Iraq and Kuwait: synthesis and findings
As summarized in Table 5.1, with the breakdown of Iraq's monarchy, the ingroup identification between Iraq and Kuwait also fell apart, resulting in significantly and persistently more hostile relations.
Table 5.1 Deterioration of Iraqi-Kuwaiti Relations
(Con tin tied)
Table 5.1 (Continued)
Delegitimization of dynasty, system, and even state itself
Iran-Iraq War, but outpouring of monarchic solidarity at attack of fellow monarchy
The massive escalations in 1961 and 1990 are not sufficiently explained by irre-dentism and aspirations for regional hegemony or great power-small power relations alone. Saudi Arabia also had territorial and hegemonic ambitions vis-à-vis Kuwait but reacted in a completely different way to the declaration of Kuwait's independence. Rather than delegitimizing the new state, the Saudis welcomed it into the monarchic club. The Saudi ambassador was the first to present his credentials to the Kuwaiti authorities, even preceding the British (Joyce 1998, 121). For the Saudis, a new monarchy was an asset and an ally, while for Iraq, it was an illegitimate "reactionary” regime that was fair game.

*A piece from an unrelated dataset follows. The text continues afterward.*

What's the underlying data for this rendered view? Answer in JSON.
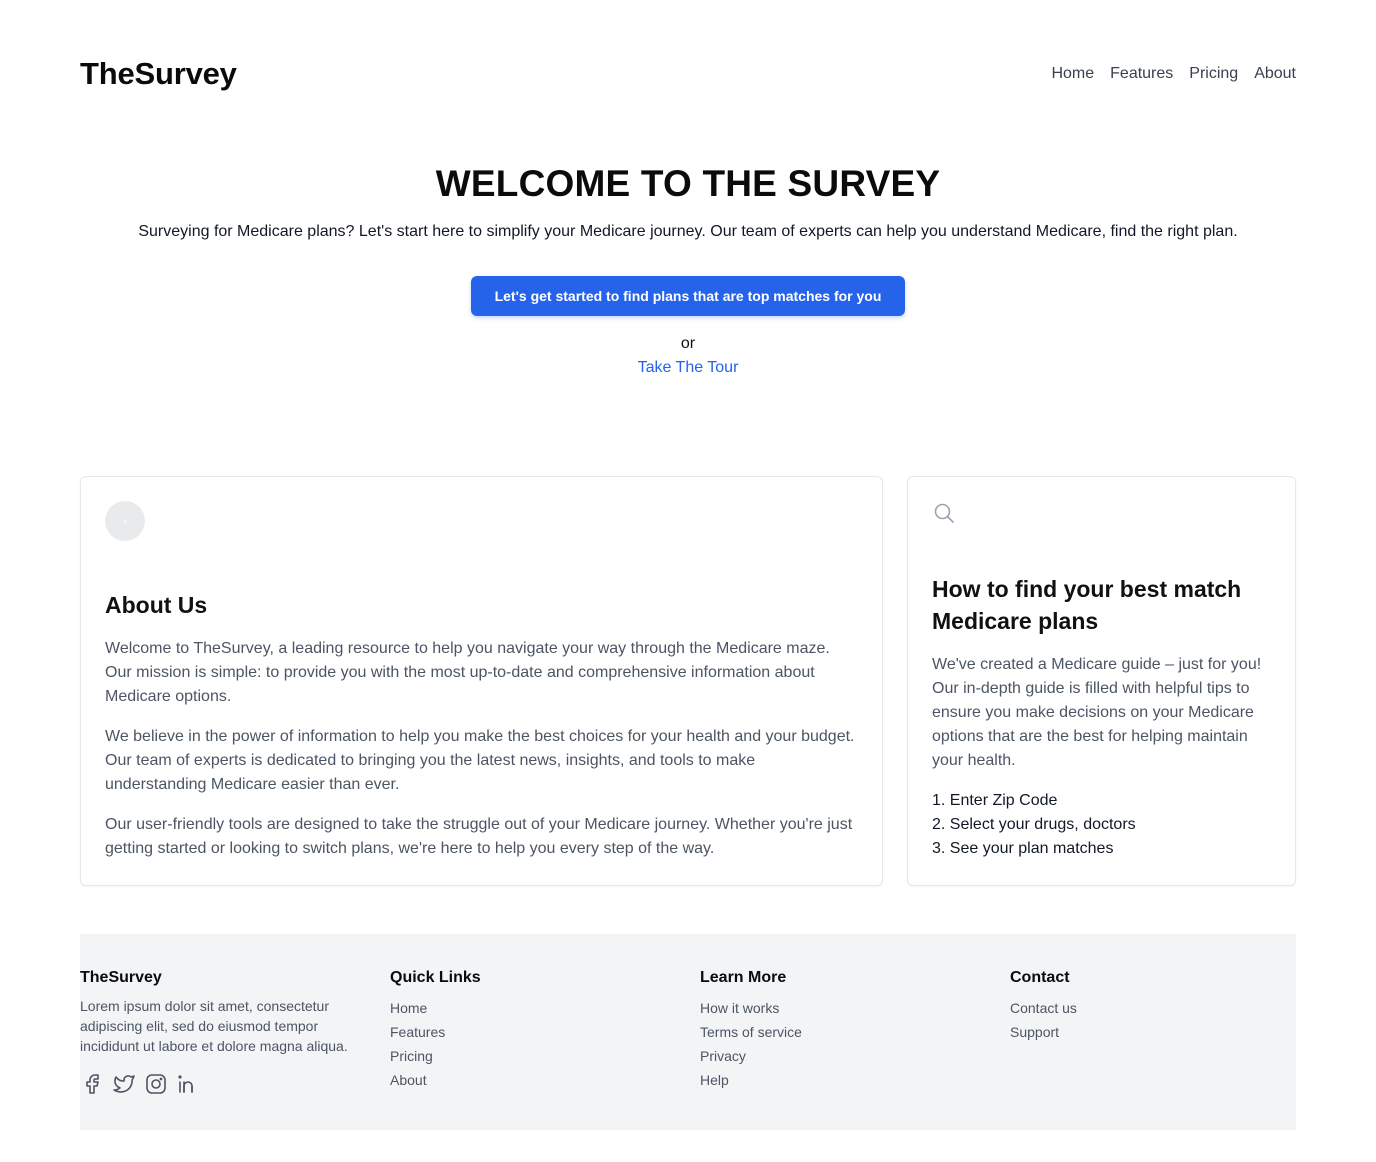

This adversarial perception of Kuwait was not mere an elite affair. That Kuwait "rightfully” belonged to Iraq was the "prevailing view on the streets of Baghdad and elsewhere within Iraq” (Schofield 2001, 228). This irredentist vision was deeply ingrained in society at least since the monarchical period and had even been formally taught in schoolbooks all over the country since Iraqi independence in 1932 (Finnie 1992, 126). Still. Iraq's regime raised the level of hostility toward Kuwait only once they encountered one another as different types of states.
Divisive ideology played a major role in the deepening rift. By framing the conflict in pan-Arabist terms (of “Arab unity”), Qasim and (later) Saddam delegitimized the norm of territorial integrity, the Kuwaiti political elite, and even the overall existence of Kuwait. This process was facilitated by the different political systems: Iraq's was revolutionary republican and thus intrinsically opposed to traditionalist monarchic rule. Had Iraq been a monarchy, the lack of ideological rigor would probably have precluded a war between the two countries.
This interpretation is supported by the exception of Ghazi’s reign. Although also a proponent of pan-Arab unity and incorporation of Kuwait, Ghazi's ideology was restricted to his convictions and was not shared by other regime members. Consequently, the impact of his ideological inklings remained limited, and he could successfully be deterred from acting on his convictions without major costs.
In contrast, the strict ideological line of the Iraqi Ba'thists (especially after the 1968 coup) entrapped them in a conflict that they were unable to de-escalate. The longue-durée view therefore shows that Iraqi belligerence toward Kuwait is an effect of the republican system under different Iraqi regimes that cannot be reduced to a "Saddam effect”, as suggested by psychological explanations of his idiosyncratic psyche and his behavioral patterns.
The recognition as a viable, autonomous, and "real” state is a precondition of the development of an ingroup identification. Because Iraq's republican leaders rejected the legitimacy of Kuwait as a state, they were unencumbered by any sense of moral wrongdoing.
This sentiment when facing "illegitimate states” is prevalent in many cases of bilateral relations between Middle Eastern states, many of which have artificial borders and developed state institutions only under (generally) British control or protection. Some extent of condescension by older states with a history of independence toward younger, "more-artificial” states can be found even between monarchies. Similar sentiments were prevalent among the Saudi rulers, although they allied with Kuwait: as Joyce notes of Saudi perception toward newly independent Kuwait, "the only acceptable alternative to independence for the smaller states of the Arabian peninsula was inclusion in Saudi Arabia” (Joyce 1998, 104). Even during the Hashemite period in Iraq, British authorities recommended caution in dealing with Iraq to the Kuwaitis, because there were “numerous issues which led to friction, including boundaries, water and ownership of date gardens” (cited in: Joyce 94). These frictions persisted throughout the whole period of Iraqi independence, as a quote in 1959 by political agent Halford illustrates:
So long as Iraq was a backward province of the Ottoman Empire or even the unsteady nursling of the British mandate, the question of her relations with Kuwait remained academic. Since the attainment of independence in 1930, however, every Iraqi Government has had its eye on Kuwait and no Iraqi Government has ever made the suicidal political mistake of committing itself to formal recognition of Kuwait’s independent status.
(quoted in: Joyce 101)
Nevertheless, both monarchical Saudi Arabia and monarchical Iraq refrained from acting on their sentiments of superiority toward Kuwait. Republican Iraq did not.